Congressmen Chris Collins and Brian Higgins have jointly signed a letter to a federal government agency, urging action on a plan to expand and improve the US plaza at the Peace Bridge. While the Peace Bridge Authority backs the federal lawmakers, at least one Buffalo Common Council member has now expressed concerns for the acquisition of land Higgins says will be needed.
The plan backed by Collins and Higgins, as well as the Peace Bridge Authority, would shift critical equipment, including x-ray scanners and radiation detectors, to the Fort Erie, Ontario side of the international crossing. American personnel, however, would remain on the Buffalo side of the US-Canada border.
"This project will improve national security and public safety. It will cut wait times by more than 50 percent. It will improve aesthetics and functioning," Higgins said, standing near the inspection booths on the Buffalo side of the Peace Bridge.
Collins was absent from the Monday morning news conference, traveling to Washington DC at the time though representatives of his office were present. Higgins verbally acknowledged Collins' partnership in a push to expedite the process to upgrade the Peace Bridge Plaza. The two have co-signed a letter to the General Services Administration, urging action.
Higgins said that nothing had been done at the plaza for forty years. But he added that now, that could be seen as a good thing as it gives bridge and customs officials the opportunity to utilize new technology in order to speed up processing and reduce wait times, without a need to amend or renegotiate existing treaties on shared border responsibilities.
"No treaty changes will be required here and we will meet or exceed the goals of shared border management," Higgins said.

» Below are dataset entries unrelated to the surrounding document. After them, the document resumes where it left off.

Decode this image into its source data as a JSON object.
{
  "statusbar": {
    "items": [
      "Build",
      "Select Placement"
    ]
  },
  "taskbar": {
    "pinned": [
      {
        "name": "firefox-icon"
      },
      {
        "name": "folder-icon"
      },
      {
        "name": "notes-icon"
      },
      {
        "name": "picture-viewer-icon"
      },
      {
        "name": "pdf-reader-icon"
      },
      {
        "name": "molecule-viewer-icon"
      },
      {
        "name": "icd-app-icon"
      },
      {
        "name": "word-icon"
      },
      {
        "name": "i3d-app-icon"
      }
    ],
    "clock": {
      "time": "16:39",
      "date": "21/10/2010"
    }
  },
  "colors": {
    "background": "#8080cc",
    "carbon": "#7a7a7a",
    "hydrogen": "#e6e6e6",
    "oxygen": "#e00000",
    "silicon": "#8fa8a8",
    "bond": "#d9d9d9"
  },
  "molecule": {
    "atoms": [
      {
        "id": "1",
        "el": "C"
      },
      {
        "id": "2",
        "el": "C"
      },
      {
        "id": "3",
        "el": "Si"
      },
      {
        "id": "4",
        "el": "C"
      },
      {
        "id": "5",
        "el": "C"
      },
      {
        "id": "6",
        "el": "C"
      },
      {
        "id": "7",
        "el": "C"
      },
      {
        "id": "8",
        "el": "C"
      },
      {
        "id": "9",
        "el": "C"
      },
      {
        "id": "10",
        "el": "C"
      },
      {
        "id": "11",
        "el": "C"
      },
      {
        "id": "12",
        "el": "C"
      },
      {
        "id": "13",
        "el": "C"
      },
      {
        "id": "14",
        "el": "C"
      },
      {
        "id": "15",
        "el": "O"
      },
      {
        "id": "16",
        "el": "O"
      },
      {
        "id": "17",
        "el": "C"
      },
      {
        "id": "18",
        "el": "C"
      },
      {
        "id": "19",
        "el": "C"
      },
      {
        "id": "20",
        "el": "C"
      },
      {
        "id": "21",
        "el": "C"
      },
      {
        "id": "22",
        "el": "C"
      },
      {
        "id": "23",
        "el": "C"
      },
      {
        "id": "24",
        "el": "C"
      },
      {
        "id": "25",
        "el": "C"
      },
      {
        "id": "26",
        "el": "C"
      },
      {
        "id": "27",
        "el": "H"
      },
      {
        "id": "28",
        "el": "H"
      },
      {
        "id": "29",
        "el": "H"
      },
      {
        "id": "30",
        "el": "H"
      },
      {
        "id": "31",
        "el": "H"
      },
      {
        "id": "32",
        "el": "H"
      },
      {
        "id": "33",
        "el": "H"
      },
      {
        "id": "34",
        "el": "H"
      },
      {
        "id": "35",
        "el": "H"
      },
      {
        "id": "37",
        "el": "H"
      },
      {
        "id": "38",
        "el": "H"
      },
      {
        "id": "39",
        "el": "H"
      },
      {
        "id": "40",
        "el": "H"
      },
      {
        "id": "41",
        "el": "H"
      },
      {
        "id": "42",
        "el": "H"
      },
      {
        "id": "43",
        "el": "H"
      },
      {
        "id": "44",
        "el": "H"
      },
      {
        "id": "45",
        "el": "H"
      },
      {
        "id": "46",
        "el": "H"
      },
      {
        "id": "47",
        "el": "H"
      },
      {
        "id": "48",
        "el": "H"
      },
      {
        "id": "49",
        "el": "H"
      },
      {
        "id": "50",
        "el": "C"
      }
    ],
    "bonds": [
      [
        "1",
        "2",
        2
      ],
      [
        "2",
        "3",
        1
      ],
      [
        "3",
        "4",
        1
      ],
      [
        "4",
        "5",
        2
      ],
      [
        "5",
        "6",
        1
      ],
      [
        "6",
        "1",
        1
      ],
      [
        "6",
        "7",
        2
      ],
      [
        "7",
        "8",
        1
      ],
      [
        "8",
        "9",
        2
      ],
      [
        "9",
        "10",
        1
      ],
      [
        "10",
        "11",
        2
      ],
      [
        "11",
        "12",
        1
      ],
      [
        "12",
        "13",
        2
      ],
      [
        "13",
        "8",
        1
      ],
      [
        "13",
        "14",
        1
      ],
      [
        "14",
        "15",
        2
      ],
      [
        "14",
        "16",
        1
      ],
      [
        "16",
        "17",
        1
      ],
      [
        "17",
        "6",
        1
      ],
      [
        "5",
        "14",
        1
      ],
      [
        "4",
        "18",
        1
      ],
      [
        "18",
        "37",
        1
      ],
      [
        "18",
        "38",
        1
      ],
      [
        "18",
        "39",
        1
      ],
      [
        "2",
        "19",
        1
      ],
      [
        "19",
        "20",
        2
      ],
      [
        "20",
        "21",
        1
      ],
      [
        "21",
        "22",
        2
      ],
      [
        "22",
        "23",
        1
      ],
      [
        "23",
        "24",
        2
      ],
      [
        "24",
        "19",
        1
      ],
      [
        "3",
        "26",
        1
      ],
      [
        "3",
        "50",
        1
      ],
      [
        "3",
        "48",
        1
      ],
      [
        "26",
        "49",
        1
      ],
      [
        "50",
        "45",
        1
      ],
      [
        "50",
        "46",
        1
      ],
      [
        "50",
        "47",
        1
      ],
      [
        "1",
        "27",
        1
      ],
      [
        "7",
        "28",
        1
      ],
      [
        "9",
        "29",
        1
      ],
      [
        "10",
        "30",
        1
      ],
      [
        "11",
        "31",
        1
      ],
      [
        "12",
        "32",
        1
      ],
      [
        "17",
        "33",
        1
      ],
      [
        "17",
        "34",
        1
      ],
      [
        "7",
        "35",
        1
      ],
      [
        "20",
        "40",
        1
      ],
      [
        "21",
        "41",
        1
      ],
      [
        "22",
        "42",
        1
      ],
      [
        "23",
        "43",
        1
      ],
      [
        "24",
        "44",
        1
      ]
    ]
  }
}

The Buffalo-based plaza measures an estimated 17 acres. Higgins says about eight more acres will be needed for the expansion plan. This drew a written statement by Common Councilmember David Rivera, who raised concerns about infringement on neighborhoods and compromise to recently developed greenspace.
Higgins noted that a large portion of the land sought for the expansion is already owned by the Peace Bridge Authority. He also suggested that the reduced wait times would help curb the pollution that triggers health issues such as asthma.
The Peace Bridge Authority is currently undergoing a five-year, $175 million capital plan. Already, $50 million has been earmarked for improvements to US Customs inspections but Higgins indicated more money will be needed to build the updated facilities that will be required.
"Additionally, Congressman Collins and I are going to seek federal money from any number of sources, including efforts to improve border security along both the south and north borders," he said.